Dataset rows for apps and sites:
<<<<

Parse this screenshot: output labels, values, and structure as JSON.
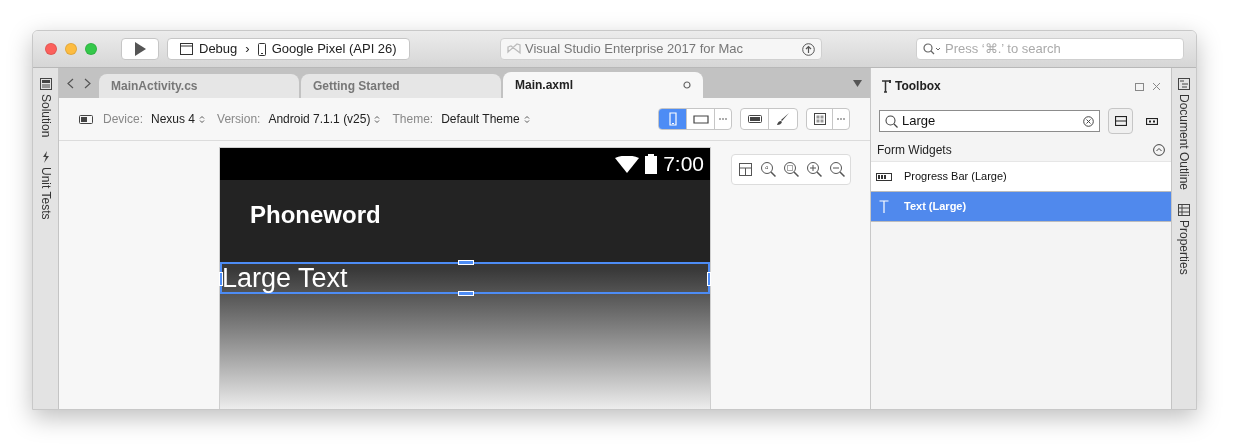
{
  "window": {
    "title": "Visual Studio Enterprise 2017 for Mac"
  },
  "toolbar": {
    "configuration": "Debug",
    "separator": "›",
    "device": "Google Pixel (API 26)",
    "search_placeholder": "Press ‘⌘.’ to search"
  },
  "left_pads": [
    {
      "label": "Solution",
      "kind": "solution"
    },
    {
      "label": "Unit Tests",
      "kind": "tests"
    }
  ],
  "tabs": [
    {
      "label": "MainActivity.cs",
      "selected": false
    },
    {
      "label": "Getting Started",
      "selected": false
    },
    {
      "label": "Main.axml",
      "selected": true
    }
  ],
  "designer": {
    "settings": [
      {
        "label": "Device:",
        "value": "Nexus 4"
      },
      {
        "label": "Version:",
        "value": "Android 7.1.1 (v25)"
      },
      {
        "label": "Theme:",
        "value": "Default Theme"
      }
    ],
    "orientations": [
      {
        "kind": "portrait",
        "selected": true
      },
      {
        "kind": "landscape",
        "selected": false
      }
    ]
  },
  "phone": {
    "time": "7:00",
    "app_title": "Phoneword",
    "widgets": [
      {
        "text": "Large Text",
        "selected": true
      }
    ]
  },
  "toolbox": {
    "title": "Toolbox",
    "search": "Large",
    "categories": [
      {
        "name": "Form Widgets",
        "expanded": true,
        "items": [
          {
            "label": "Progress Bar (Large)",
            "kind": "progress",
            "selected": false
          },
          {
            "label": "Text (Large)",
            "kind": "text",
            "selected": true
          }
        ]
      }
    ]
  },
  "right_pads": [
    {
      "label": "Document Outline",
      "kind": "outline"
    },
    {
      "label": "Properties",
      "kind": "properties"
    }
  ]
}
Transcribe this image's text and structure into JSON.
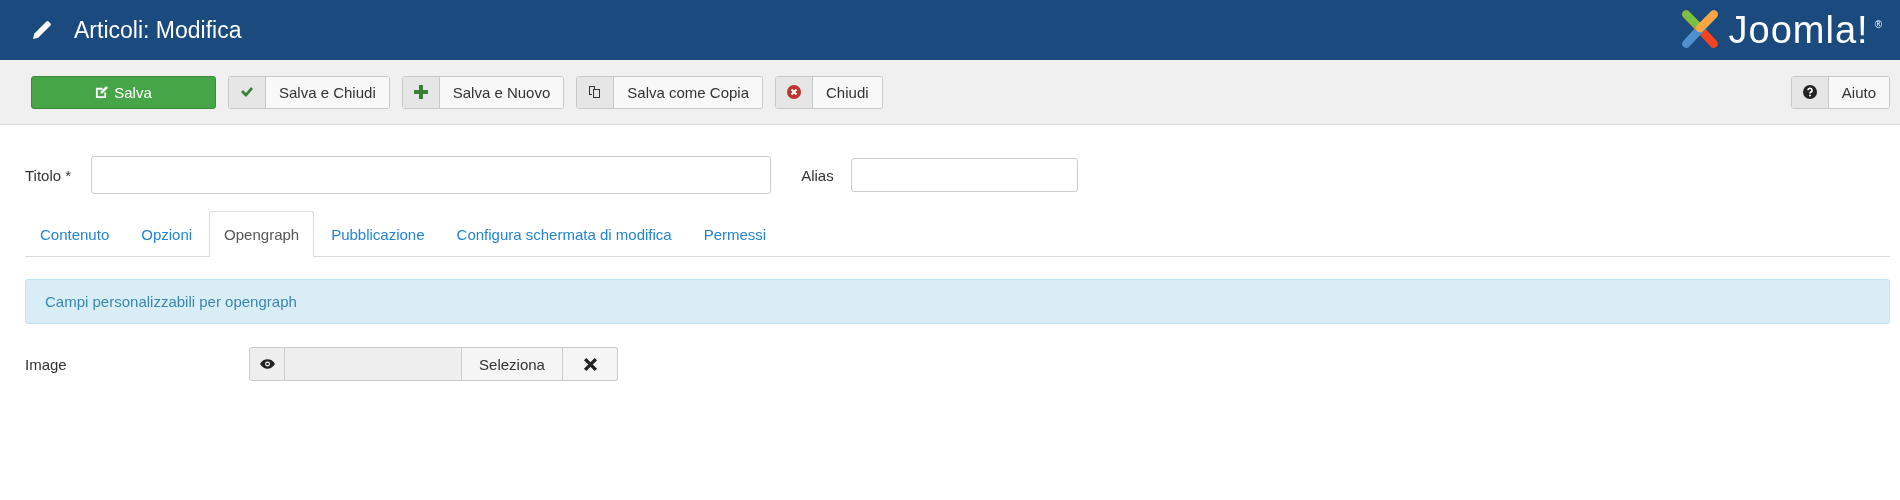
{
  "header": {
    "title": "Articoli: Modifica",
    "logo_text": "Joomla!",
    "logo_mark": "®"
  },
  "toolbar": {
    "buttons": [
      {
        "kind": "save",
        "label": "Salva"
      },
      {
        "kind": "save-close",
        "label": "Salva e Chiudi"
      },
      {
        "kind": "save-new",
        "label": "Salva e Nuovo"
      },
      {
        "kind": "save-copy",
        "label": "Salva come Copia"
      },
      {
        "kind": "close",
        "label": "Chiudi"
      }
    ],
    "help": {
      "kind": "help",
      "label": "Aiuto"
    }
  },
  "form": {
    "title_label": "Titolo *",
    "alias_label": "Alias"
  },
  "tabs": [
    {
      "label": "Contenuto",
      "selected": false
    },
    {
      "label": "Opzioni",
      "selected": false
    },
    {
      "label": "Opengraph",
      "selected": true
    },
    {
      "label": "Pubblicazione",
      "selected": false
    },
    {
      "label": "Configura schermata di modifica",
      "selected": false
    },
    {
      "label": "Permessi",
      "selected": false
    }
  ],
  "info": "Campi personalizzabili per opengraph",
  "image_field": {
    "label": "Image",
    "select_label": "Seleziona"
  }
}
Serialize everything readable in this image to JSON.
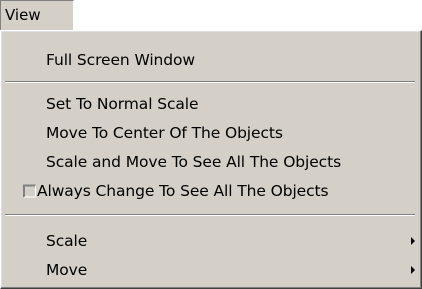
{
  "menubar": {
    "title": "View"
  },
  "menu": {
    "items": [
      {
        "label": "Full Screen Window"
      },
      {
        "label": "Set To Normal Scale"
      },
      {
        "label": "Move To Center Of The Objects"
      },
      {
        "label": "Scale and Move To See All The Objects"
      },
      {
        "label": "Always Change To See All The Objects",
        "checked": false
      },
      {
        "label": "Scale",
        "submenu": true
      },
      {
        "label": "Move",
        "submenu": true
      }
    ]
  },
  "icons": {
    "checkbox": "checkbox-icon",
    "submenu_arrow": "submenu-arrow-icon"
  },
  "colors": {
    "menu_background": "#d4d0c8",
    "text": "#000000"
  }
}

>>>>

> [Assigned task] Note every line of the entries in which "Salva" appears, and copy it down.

> [Exercise answer]
        "label": "Salva"
        "label": "Salva e Chiudi"
        "label": "Salva e Nuovo"
        "label": "Salva come Copia"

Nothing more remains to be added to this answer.